If we have no belief in an afterlife, it will become apparent to us that everything is ultimately meaningless. Though adding worldly meaning increases our marginal utility at an increasing rate for a while, it will eventually decrease toward zero. We will live in a two-dimensional flat world which is a shadow-like transient reality. It does not matter how much shadow we accumulate in our life, we will soon realize that it means nothing. Thus, the DEAD loop of our happiness search is likely to lead to depression.
Depression and Destruction of Life
We argue that unless the social and psychological problems discussed above are appropriately addressed, they lead to the destruction of life for many people. Thus, it is essential to examine the lives lost due to homicide, suicide, and drug overdose.
The chart below is based on the most recent data on homicide and suicide per 100K people in a year. Even though many people look at crime rates when they search for renting or buying a house because they do not want to be killed by others, perhaps they should be afraid of themselves more than of others.
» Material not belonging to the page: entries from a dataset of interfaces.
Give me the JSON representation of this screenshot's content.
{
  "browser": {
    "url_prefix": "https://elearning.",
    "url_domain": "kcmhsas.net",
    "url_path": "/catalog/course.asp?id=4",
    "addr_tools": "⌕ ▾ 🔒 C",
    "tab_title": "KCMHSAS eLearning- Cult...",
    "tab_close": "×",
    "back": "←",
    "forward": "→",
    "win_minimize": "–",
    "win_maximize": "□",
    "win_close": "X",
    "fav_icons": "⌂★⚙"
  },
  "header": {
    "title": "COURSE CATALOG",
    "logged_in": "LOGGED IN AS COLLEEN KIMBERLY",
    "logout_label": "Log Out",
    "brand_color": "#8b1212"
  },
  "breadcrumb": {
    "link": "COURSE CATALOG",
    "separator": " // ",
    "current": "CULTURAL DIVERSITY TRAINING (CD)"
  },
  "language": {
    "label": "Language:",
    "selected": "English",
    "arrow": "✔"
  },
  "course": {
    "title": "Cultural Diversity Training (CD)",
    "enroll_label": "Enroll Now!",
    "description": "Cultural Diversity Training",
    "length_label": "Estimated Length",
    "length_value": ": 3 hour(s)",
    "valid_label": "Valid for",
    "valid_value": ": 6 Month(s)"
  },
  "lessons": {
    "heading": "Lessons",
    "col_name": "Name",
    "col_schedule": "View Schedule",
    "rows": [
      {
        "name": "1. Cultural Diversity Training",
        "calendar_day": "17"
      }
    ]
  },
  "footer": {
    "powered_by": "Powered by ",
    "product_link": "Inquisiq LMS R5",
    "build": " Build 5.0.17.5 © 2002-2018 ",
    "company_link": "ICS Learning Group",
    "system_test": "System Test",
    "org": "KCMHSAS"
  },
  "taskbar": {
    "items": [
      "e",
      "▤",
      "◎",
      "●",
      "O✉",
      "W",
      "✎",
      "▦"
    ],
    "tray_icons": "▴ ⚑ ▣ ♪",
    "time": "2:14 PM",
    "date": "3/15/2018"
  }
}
Indeed, the chart clearly shows that for an American, the odds of killing oneself is 2.5 times greater than being killed by others.
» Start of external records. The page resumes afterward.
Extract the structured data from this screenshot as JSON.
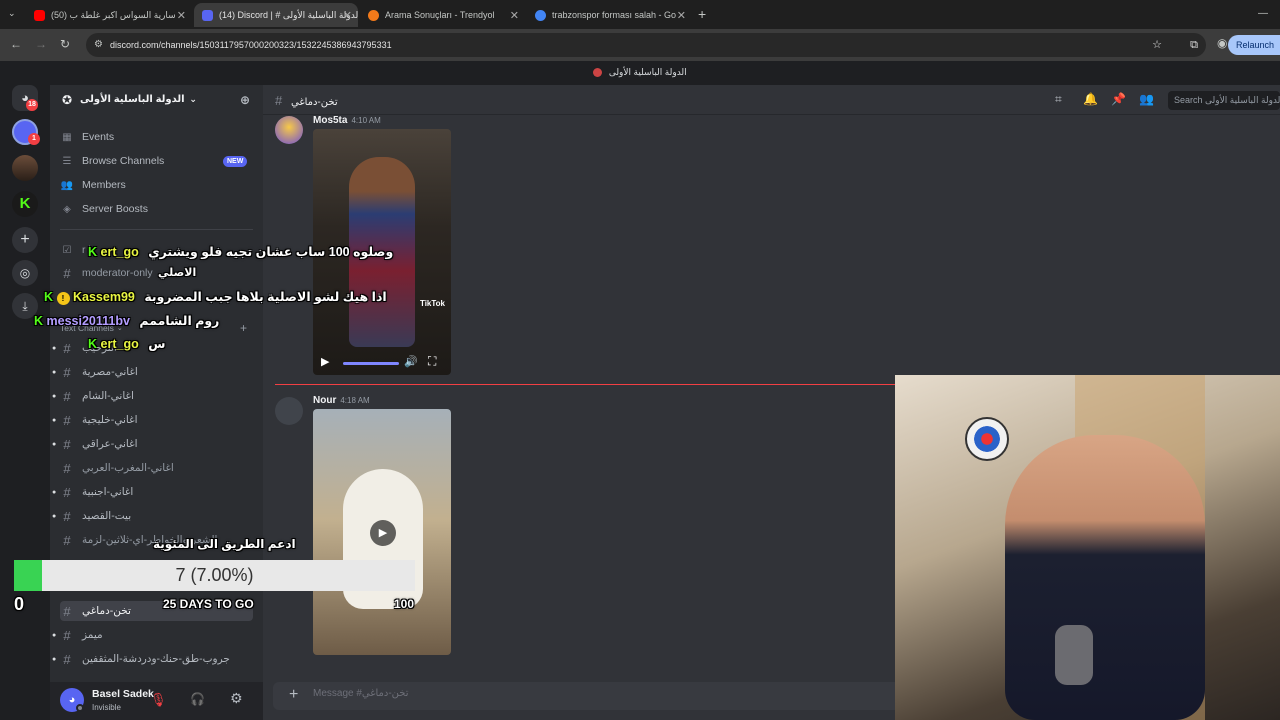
{
  "browser": {
    "tabs": [
      {
        "title": "(50) سارية السواس اكبر غلطة ب"
      },
      {
        "title": "(14) Discord | # الدولة الباسلية الأولى"
      },
      {
        "title": "Arama Sonuçları - Trendyol"
      },
      {
        "title": "trabzonspor forması salah - Go"
      }
    ],
    "url": "discord.com/channels/1503117957000200323/1532245386943795331",
    "relaunch_label": "Relaunch"
  },
  "discord": {
    "top_title": "الدولة الباسلية الأولى",
    "guild_badges": [
      "18",
      "1"
    ],
    "server": {
      "name": "الدولة الباسلية الأولى"
    },
    "nav_items": [
      {
        "label": "Events",
        "icon": "calendar-icon"
      },
      {
        "label": "Browse Channels",
        "icon": "browse-icon",
        "badge": "NEW"
      },
      {
        "label": "Members",
        "icon": "members-icon"
      },
      {
        "label": "Server Boosts",
        "icon": "boost-icon"
      }
    ],
    "partial_channels": [
      {
        "label": "r k"
      },
      {
        "label": "moderator-only"
      }
    ],
    "category_label": "Text Channels",
    "channels": [
      {
        "label": "الترحيب",
        "caret": true
      },
      {
        "label": "اغاني-مصرية",
        "caret": true
      },
      {
        "label": "اغاني-الشام",
        "caret": true
      },
      {
        "label": "اغاني-خليجية",
        "caret": true
      },
      {
        "label": "اغاني-عراقي",
        "caret": true
      },
      {
        "label": "اغاني-المغرب-العربي",
        "caret": false
      },
      {
        "label": "اغاني-اجنبية",
        "caret": true
      },
      {
        "label": "بيت-القصيد",
        "caret": true
      },
      {
        "label": "الشعر-والخواطر-اي-ثلاثين-لزمة",
        "caret": false
      },
      {
        "label": "تخن-دماغي",
        "caret": false
      },
      {
        "label": "ميمز",
        "caret": true
      },
      {
        "label": "جروب-طق-حنك-ودردشة-المثقفين",
        "caret": true
      }
    ],
    "user": {
      "name": "Basel Sadek",
      "status": "Invisible"
    },
    "channel_header": {
      "name": "تخن-دماغي",
      "search_placeholder": "Search الدولة الباسلية الأولى"
    },
    "messages": [
      {
        "author": "Mos5ta",
        "time": "4:10 AM"
      },
      {
        "author": "Nour",
        "time": "4:18 AM"
      }
    ],
    "composer_placeholder": "Message #تخن-دماغي",
    "video_watermark": "TikTok"
  },
  "overlay": {
    "chat": [
      {
        "user": "ert_go",
        "text": "وصلوه 100 ساب عشان تجيه فلو ويشتري",
        "color": "#e8f542"
      },
      {
        "user": "",
        "text": "الاصلي",
        "color": "#e8f542"
      },
      {
        "user": "Kassem99",
        "text": "اذا هيك لشو الاصلية بلاها جبب المضروبة",
        "color": "#e8f542"
      },
      {
        "user": "messi20111bv",
        "text": "روم الشاممم",
        "color": "#b39dff"
      },
      {
        "user": "ert_go",
        "text": "س",
        "color": "#e8f542"
      }
    ],
    "goal_title": "ادعم الطريق الى المئوية",
    "goal_progress_text": "7 (7.00%)",
    "goal_progress": 0.07,
    "goal_start": "0",
    "goal_end": "100",
    "days_left": "25 DAYS TO GO"
  },
  "colors": {
    "accent": "#5865f2",
    "progress_fill": "#39d353",
    "unread": "#f23f43"
  }
}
Data source: 1) Homicide: FBI Data for 2017, https://ucr.fbi.gov/crime-in-the-u.s/2017/crime-in-the-u.s.-2017/topic-pages/tables/table-1; 2) Suicide: 2016 data from American Foundation for Suicide Prevention: https://afsp.org/about-suicide/suicide-statistics/
Illicit drugs pose an even greater threat to human life compared to homicide and suicide. Indeed, in 2017, 72,000 people lost their lives due to a drug overdose. Using the same metric of calculating death per 100K, as shown in the chart below, it seems that an American is four times more likely to kill himself by drug overdose than to be killed by others. Since in reality, death from drug overdose is a form of suicide, even if unintentional, we shall combine the deaths from suicide and drugs. In this case, if you live in the United States, you are SEVEN times more likely to kill yourself than to be killed by others.
Data source: Homicide and suicide data are from the same source in the previous chart. Drugs Overdose: 2017 data from National Institute of Drug Abuse: https://www.drugabuse.gov/related-topics/trends-statistics/overdose-death-rates
We think the number of people killed due to preventable homicide, suicide, and drug overdose should be taken very seriously. Indeed, it is alarming that the malaise of modernity produces casualties greater than many terrible wars. To put it into perspective, we provide the number of people killed during the American war against homicide, suicide, and drug overdose and the number of people killed in the Syrian Civil War in the last eight years. Since what is killing Americans is ultimately moral issues, we call it the “American Moral War.” We used the highest estimate of human casualties for the “Syrian Civil War.” Despite this, we found the number of Americans killed in the moral war was twice the number of those who died in the Syrian civil war.
Source: Syrian Civil War: The highest estimate by activist groups as reported in Wikipedia, accessed on October 23, 2018. American Moral War: Calculated based on the actual data in the previous chart.